## ASSIGNMENT
Make an exact copy of all the entries below, with the pictures left out.

Source records
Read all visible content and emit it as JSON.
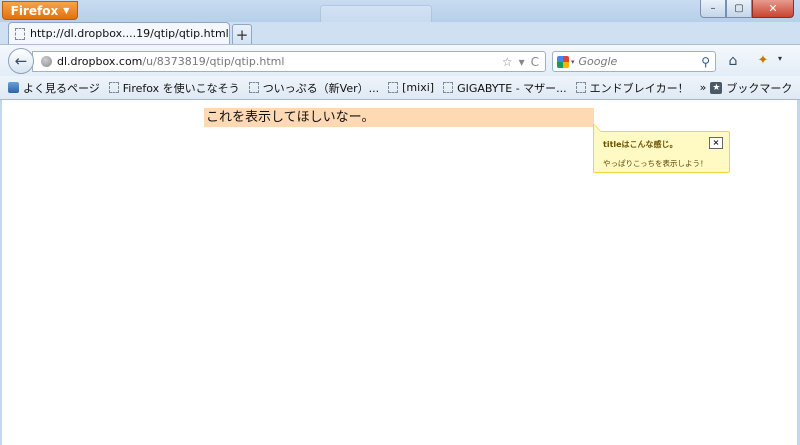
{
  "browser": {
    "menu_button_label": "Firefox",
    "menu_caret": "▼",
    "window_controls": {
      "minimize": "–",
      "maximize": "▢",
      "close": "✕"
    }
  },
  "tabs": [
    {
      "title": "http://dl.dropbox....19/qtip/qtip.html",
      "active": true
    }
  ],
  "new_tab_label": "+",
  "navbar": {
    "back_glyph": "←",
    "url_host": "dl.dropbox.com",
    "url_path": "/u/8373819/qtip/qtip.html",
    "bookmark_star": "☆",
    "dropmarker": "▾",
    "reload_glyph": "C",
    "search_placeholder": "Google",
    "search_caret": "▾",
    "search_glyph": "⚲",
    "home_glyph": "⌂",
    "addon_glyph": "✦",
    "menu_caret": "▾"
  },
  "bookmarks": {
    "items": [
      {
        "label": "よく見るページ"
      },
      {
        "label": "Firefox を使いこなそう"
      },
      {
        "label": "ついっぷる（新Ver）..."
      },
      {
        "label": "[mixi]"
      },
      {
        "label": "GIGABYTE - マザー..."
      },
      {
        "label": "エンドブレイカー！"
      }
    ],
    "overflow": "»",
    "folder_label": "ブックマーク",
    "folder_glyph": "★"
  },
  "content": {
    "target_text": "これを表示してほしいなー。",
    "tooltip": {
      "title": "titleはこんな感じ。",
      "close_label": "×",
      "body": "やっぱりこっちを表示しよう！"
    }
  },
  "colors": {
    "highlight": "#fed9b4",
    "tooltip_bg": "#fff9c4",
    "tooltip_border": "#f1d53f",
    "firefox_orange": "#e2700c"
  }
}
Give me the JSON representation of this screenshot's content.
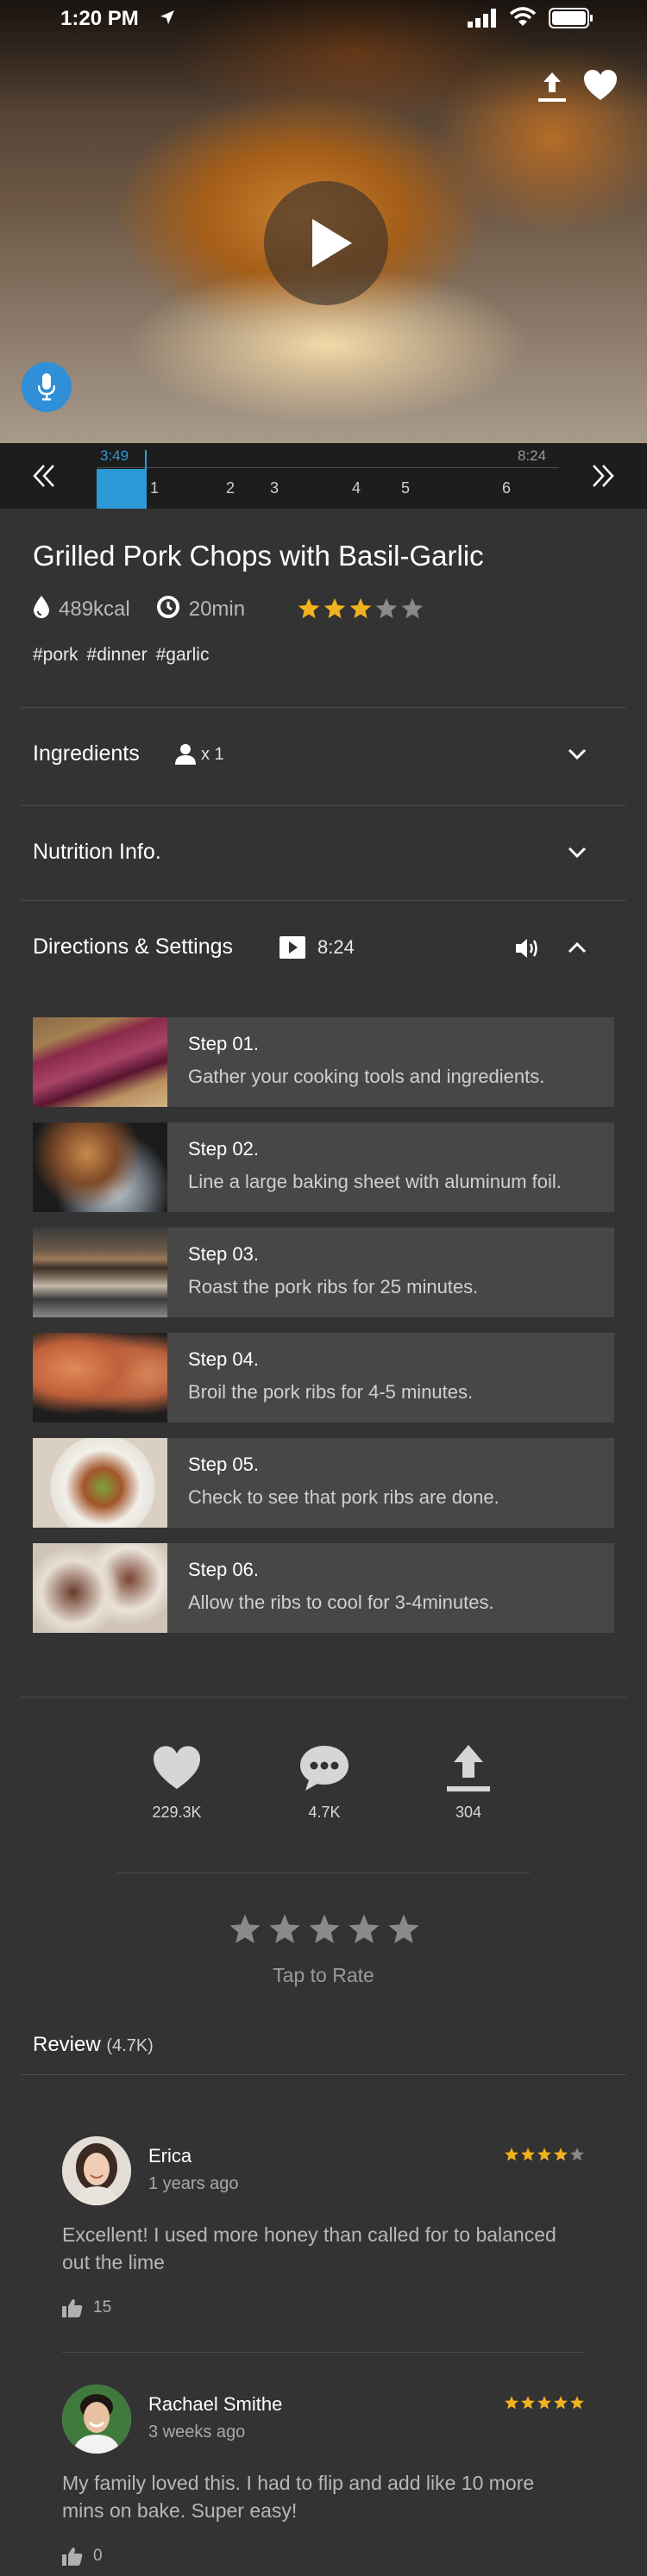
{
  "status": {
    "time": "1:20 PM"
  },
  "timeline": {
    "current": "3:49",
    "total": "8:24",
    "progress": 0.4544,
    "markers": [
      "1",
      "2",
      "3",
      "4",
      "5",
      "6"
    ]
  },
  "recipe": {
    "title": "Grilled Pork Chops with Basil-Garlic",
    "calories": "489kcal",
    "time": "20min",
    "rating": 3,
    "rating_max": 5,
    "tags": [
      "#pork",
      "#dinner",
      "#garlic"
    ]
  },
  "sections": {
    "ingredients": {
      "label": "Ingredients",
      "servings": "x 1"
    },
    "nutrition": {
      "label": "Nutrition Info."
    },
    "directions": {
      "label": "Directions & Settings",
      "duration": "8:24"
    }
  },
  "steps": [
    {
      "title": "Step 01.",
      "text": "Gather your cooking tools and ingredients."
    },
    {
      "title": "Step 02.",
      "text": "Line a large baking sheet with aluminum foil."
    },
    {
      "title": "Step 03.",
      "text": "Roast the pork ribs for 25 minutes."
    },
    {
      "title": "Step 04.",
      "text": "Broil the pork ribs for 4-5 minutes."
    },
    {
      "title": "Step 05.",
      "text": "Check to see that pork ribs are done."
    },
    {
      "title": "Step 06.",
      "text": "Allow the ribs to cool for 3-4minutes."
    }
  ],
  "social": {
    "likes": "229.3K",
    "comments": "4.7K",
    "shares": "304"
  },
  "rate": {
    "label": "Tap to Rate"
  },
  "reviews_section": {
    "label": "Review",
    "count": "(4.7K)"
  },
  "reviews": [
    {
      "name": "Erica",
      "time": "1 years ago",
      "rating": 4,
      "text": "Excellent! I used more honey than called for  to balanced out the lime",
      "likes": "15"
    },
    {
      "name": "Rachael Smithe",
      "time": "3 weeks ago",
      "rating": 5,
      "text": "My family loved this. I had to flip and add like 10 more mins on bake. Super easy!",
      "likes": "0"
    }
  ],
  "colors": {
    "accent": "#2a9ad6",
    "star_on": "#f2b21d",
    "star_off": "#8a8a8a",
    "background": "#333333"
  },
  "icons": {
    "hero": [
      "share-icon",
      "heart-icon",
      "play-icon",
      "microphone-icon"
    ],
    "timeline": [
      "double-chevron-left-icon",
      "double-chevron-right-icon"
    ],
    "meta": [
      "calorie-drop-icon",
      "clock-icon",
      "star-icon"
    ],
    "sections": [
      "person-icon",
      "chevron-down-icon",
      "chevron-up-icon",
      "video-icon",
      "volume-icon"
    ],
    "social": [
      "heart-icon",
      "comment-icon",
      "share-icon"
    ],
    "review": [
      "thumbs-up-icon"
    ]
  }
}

## FINISHED EXERCISE
Read all visible content and emit it as JSON.
{
  "browser": {
    "menu_button_label": "Firefox",
    "menu_caret": "▼",
    "window_controls": {
      "minimize": "–",
      "maximize": "▢",
      "close": "✕"
    }
  },
  "tabs": [
    {
      "title": "http://dl.dropbox....19/qtip/qtip.html",
      "active": true
    }
  ],
  "new_tab_label": "+",
  "navbar": {
    "back_glyph": "←",
    "url_host": "dl.dropbox.com",
    "url_path": "/u/8373819/qtip/qtip.html",
    "bookmark_star": "☆",
    "dropmarker": "▾",
    "reload_glyph": "C",
    "search_placeholder": "Google",
    "search_caret": "▾",
    "search_glyph": "⚲",
    "home_glyph": "⌂",
    "addon_glyph": "✦",
    "menu_caret": "▾"
  },
  "bookmarks": {
    "items": [
      {
        "label": "よく見るページ"
      },
      {
        "label": "Firefox を使いこなそう"
      },
      {
        "label": "ついっぷる（新Ver）..."
      },
      {
        "label": "[mixi]"
      },
      {
        "label": "GIGABYTE - マザー..."
      },
      {
        "label": "エンドブレイカー！"
      }
    ],
    "overflow": "»",
    "folder_label": "ブックマーク",
    "folder_glyph": "★"
  },
  "content": {
    "target_text": "これを表示してほしいなー。",
    "tooltip": {
      "title": "titleはこんな感じ。",
      "close_label": "×",
      "body": "やっぱりこっちを表示しよう！"
    }
  },
  "colors": {
    "highlight": "#fed9b4",
    "tooltip_bg": "#fff9c4",
    "tooltip_border": "#f1d53f",
    "firefox_orange": "#e2700c"
  }
}
Give me the JSON representation of this screenshot's content.
{
  "status": {
    "time": "1:20 PM"
  },
  "timeline": {
    "current": "3:49",
    "total": "8:24",
    "progress": 0.4544,
    "markers": [
      "1",
      "2",
      "3",
      "4",
      "5",
      "6"
    ]
  },
  "recipe": {
    "title": "Grilled Pork Chops with Basil-Garlic",
    "calories": "489kcal",
    "time": "20min",
    "rating": 3,
    "rating_max": 5,
    "tags": [
      "#pork",
      "#dinner",
      "#garlic"
    ]
  },
  "sections": {
    "ingredients": {
      "label": "Ingredients",
      "servings": "x 1"
    },
    "nutrition": {
      "label": "Nutrition Info."
    },
    "directions": {
      "label": "Directions & Settings",
      "duration": "8:24"
    }
  },
  "steps": [
    {
      "title": "Step 01.",
      "text": "Gather your cooking tools and ingredients."
    },
    {
      "title": "Step 02.",
      "text": "Line a large baking sheet with aluminum foil."
    },
    {
      "title": "Step 03.",
      "text": "Roast the pork ribs for 25 minutes."
    },
    {
      "title": "Step 04.",
      "text": "Broil the pork ribs for 4-5 minutes."
    },
    {
      "title": "Step 05.",
      "text": "Check to see that pork ribs are done."
    },
    {
      "title": "Step 06.",
      "text": "Allow the ribs to cool for 3-4minutes."
    }
  ],
  "social": {
    "likes": "229.3K",
    "comments": "4.7K",
    "shares": "304"
  },
  "rate": {
    "label": "Tap to Rate"
  },
  "reviews_section": {
    "label": "Review",
    "count": "(4.7K)"
  },
  "reviews": [
    {
      "name": "Erica",
      "time": "1 years ago",
      "rating": 4,
      "text": "Excellent! I used more honey than called for  to balanced out the lime",
      "likes": "15"
    },
    {
      "name": "Rachael Smithe",
      "time": "3 weeks ago",
      "rating": 5,
      "text": "My family loved this. I had to flip and add like 10 more mins on bake. Super easy!",
      "likes": "0"
    }
  ],
  "colors": {
    "accent": "#2a9ad6",
    "star_on": "#f2b21d",
    "star_off": "#8a8a8a",
    "background": "#333333"
  },
  "icons": {
    "hero": [
      "share-icon",
      "heart-icon",
      "play-icon",
      "microphone-icon"
    ],
    "timeline": [
      "double-chevron-left-icon",
      "double-chevron-right-icon"
    ],
    "meta": [
      "calorie-drop-icon",
      "clock-icon",
      "star-icon"
    ],
    "sections": [
      "person-icon",
      "chevron-down-icon",
      "chevron-up-icon",
      "video-icon",
      "volume-icon"
    ],
    "social": [
      "heart-icon",
      "comment-icon",
      "share-icon"
    ],
    "review": [
      "thumbs-up-icon"
    ]
  }
}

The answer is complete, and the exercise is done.